Syria expects a US attack “at any moment,” a senior Syrian official told AFP Saturday, hours after UN inspectors probing a suspected chemical weapons attack outside Damascus on August 21, left the country.
“We are expecting an attack at any moment. We are ready to retaliate at any moment,” said the Syrian security official.
A Kuwaiti paper cited by Israel Radio Saturday quoted Gulf sources as saying that the US plans to strike on Saturday, or Sunday at the latest. The paper quoted diplomatic sources as saying that America will launch strikes in Syria from various bases, including those in Turkey and Cyprus.
Earlier Saturday, the team of chemical weapons inspectors, who were in Damascus for several days gathering evidence of the possible chemical weapons attack, left Syria, crossing into Lebanon. This came just hours after US President Barack Obama said he was weighing “limited and narrow” action against a Syrian regime that the administration has bluntly accused of launching the deadly attack.
The UN team left its Damascus hotel early Saturday and made its way to the neighboring state from which it will head on to the Netherlands.
Meanwhile, a 6th US warship, the USS San Antonio, has joined the five Navy destroyers currently in the Mediterranean Sea waiting for the order to launch. The USS San Antonio is an amphibious assault ship, which is carrying helicopters and some 300 Marines, according to reports, but it has no cruise missiles, so it is not expected to participate in the attack. Instead, the ship’s long-planned transit across the Mediterranean was interrupted so that it could remain in the area to help if needed.
The destroyers are armed with dozens of Tomahawk cruise missiles, which have a range of about 1,000 nautical miles and are used for deep, precise targeting. Each one is about 20 feet long and less than two feet in diameter and carries a 1,000 pound warhead. The missiles fly at low altitudes, and their range allows the ships to sit far off the coast, out of range of any potential response by the Syrian government.
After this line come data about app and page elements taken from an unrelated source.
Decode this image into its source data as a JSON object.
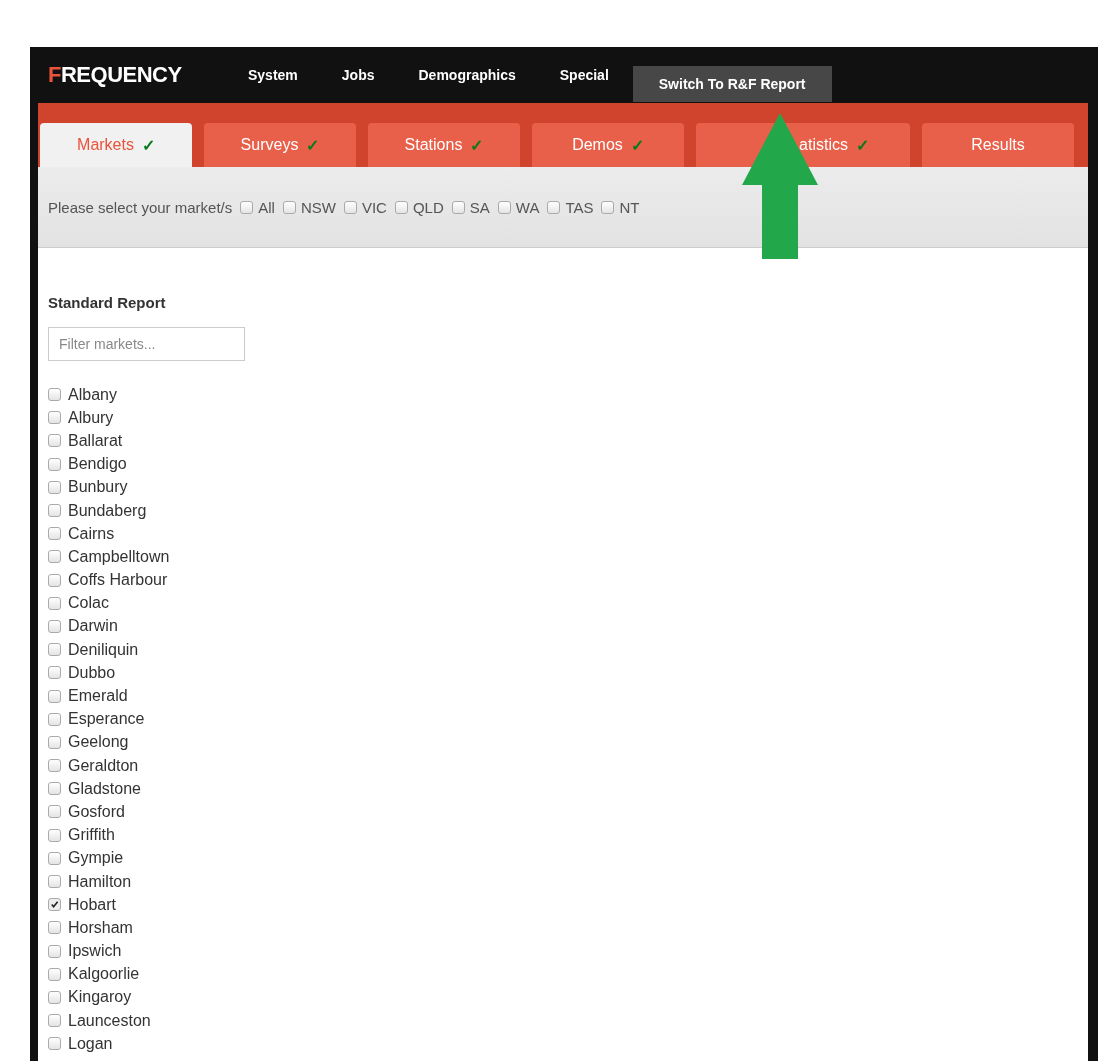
{
  "logo": {
    "initial": "F",
    "rest": "REQUENCY"
  },
  "nav": [
    {
      "label": "System",
      "selected": false
    },
    {
      "label": "Jobs",
      "selected": false
    },
    {
      "label": "Demographics",
      "selected": false
    },
    {
      "label": "Special",
      "selected": false
    },
    {
      "label": "Switch To R&F Report",
      "selected": true
    }
  ],
  "tabs": [
    {
      "label": "Markets",
      "check": "✓",
      "selected": true
    },
    {
      "label": "Surveys",
      "check": "✓",
      "selected": false
    },
    {
      "label": "Stations",
      "check": "✓",
      "selected": false
    },
    {
      "label": "Demos",
      "check": "✓",
      "selected": false
    },
    {
      "label": "atistics",
      "check": "✓",
      "selected": false,
      "covered": true
    },
    {
      "label": "Results",
      "selected": false
    }
  ],
  "region_bar": {
    "prompt": "Please select your market/s",
    "regions": [
      {
        "label": "All",
        "checked": false
      },
      {
        "label": "NSW",
        "checked": false
      },
      {
        "label": "VIC",
        "checked": false
      },
      {
        "label": "QLD",
        "checked": false
      },
      {
        "label": "SA",
        "checked": false
      },
      {
        "label": "WA",
        "checked": false
      },
      {
        "label": "TAS",
        "checked": false
      },
      {
        "label": "NT",
        "checked": false
      }
    ]
  },
  "section_title": "Standard Report",
  "filter": {
    "placeholder": "Filter markets..."
  },
  "markets": [
    {
      "label": "Albany",
      "checked": false
    },
    {
      "label": "Albury",
      "checked": false
    },
    {
      "label": "Ballarat",
      "checked": false
    },
    {
      "label": "Bendigo",
      "checked": false
    },
    {
      "label": "Bunbury",
      "checked": false
    },
    {
      "label": "Bundaberg",
      "checked": false
    },
    {
      "label": "Cairns",
      "checked": false
    },
    {
      "label": "Campbelltown",
      "checked": false
    },
    {
      "label": "Coffs Harbour",
      "checked": false
    },
    {
      "label": "Colac",
      "checked": false
    },
    {
      "label": "Darwin",
      "checked": false
    },
    {
      "label": "Deniliquin",
      "checked": false
    },
    {
      "label": "Dubbo",
      "checked": false
    },
    {
      "label": "Emerald",
      "checked": false
    },
    {
      "label": "Esperance",
      "checked": false
    },
    {
      "label": "Geelong",
      "checked": false
    },
    {
      "label": "Geraldton",
      "checked": false
    },
    {
      "label": "Gladstone",
      "checked": false
    },
    {
      "label": "Gosford",
      "checked": false
    },
    {
      "label": "Griffith",
      "checked": false
    },
    {
      "label": "Gympie",
      "checked": false
    },
    {
      "label": "Hamilton",
      "checked": false
    },
    {
      "label": "Hobart",
      "checked": true
    },
    {
      "label": "Horsham",
      "checked": false
    },
    {
      "label": "Ipswich",
      "checked": false
    },
    {
      "label": "Kalgoorlie",
      "checked": false
    },
    {
      "label": "Kingaroy",
      "checked": false
    },
    {
      "label": "Launceston",
      "checked": false
    },
    {
      "label": "Logan",
      "checked": false
    }
  ]
}
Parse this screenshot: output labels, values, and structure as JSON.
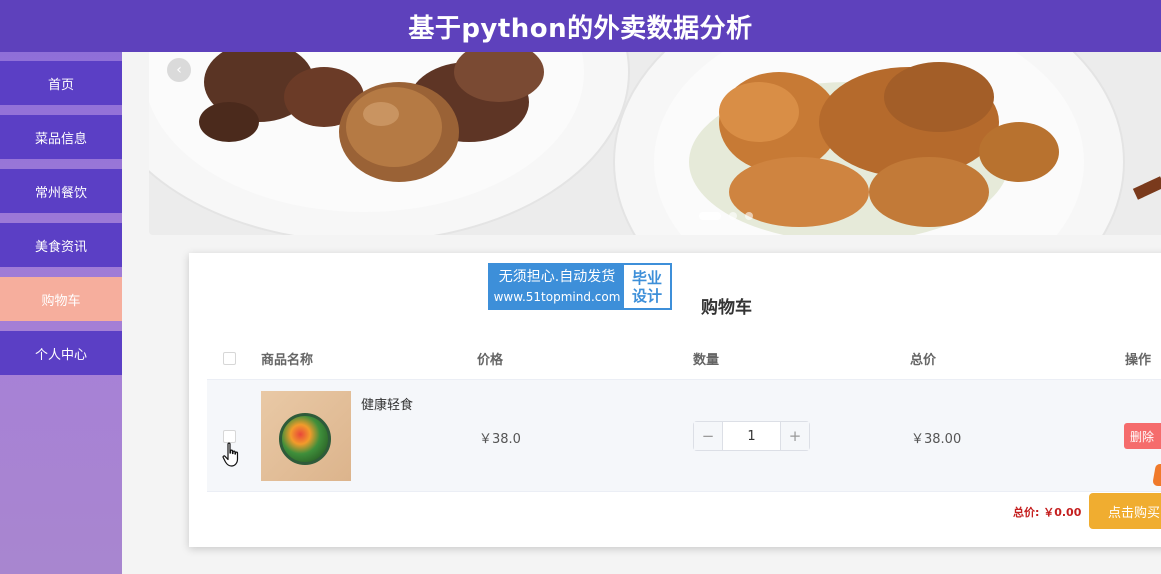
{
  "header": {
    "title": "基于python的外卖数据分析"
  },
  "sidebar": {
    "items": [
      {
        "label": "首页",
        "active": false
      },
      {
        "label": "菜品信息",
        "active": false
      },
      {
        "label": "常州餐饮",
        "active": false
      },
      {
        "label": "美食资讯",
        "active": false
      },
      {
        "label": "购物车",
        "active": true
      },
      {
        "label": "个人中心",
        "active": false
      }
    ]
  },
  "banner": {
    "slides": 3,
    "active_slide": 1
  },
  "watermark": {
    "line1": "无须担心.自动发货",
    "line2": "www.51topmind.com",
    "right_line1": "毕业",
    "right_line2": "设计"
  },
  "cart": {
    "title": "购物车",
    "columns": {
      "name": "商品名称",
      "price": "价格",
      "quantity": "数量",
      "subtotal": "总价",
      "actions": "操作"
    },
    "items": [
      {
        "name": "健康轻食",
        "price": "￥38.0",
        "quantity": "1",
        "subtotal": "￥38.00",
        "delete_label": "删除",
        "checked": false
      }
    ],
    "total_label": "总价: ￥0.00",
    "buy_label": "点击购买",
    "stepper": {
      "minus": "−",
      "plus": "+"
    }
  },
  "colors": {
    "header_bg": "#5e41bc",
    "nav_bg": "#5b3fc5",
    "nav_active_bg": "#f6ae9d",
    "delete_bg": "#f56c6c",
    "buy_bg": "#f0ad30",
    "total_text": "#c41e1e"
  }
}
The inspectors’ departure brings the looming confrontation between the US and President Bashar Assad’s regime one step closer to coming to a head. Obama has said that if he opts for a military strike, any operation would be limited in scope and only aimed at punishing Assad for his alleged use of chemical weapons.
And as the international community dithers on how to respond, the UN inspectors will arrive in the Netherlands — having endured repeated delays, unrelenting scrutiny and even snipers’ bullets in Damascus over the course of their stay — to set in motion a meticulous process of analyzing samples at specially accredited laboratories.
According to the team’s UN mandate, the analysis will establish if a chemical attack took place, but not who was responsible for the deadly August 21 attack that Doctors Without Borders says killed 355 people and included the use of toxic gas. US Secretary of State John Kerry said Friday that Washington knows, based on intelligence, that 1,429 people were killed, and that the Syrian regime carefully prepared for days to launch the chemical weapons assault.
UN Secretary-General Ban Ki-moon is expected to get an initial briefing on the UN team’s work this weekend from disarmament chief Angela Kane, but it remains unclear exactly how long the process of examining samples will take.
UN spokesman Martin Nesirky said the team had concluded its collection of evidence, including visits to field hospitals, interviews with witnesses and doctors, and gathering biological samples and environmental samples.
Concerns about possible US action include the potential retaliation by the Syrian regime or its proxies against US allies in the region, such as Jordan, Turkey and Israel. That would inject a dangerous new dynamic into a Syrian civil war that has already killed more than 100,000 people, forced nearly 2 million to flee the country and inflamed sectarian tensions across the Middle East.
The Syrian government dismissed the administration’s claims as “flagrant lies” akin to faulty Bush administration assertions before the Iraq invasion that Saddam Hussein had weapons of mass destruction. A Foreign Ministry statement read on state TV late Friday said that “under the pretext of protecting the Syrian people, they are making a case for an aggression that will kill hundreds of innocent Syrian civilians.”
In Damascus, residents stocked up on food and other necessities in anticipation of strikes, with no evident sign of panic.
Syrian state TV on Saturday morning broadcast footage of Syrian soldiers training, fighter jets soaring in the sky and tanks firing at unseen targets, all to the backdrop of martial music. The station’s morning talk shows were dominated by discussions about a potential US military strike.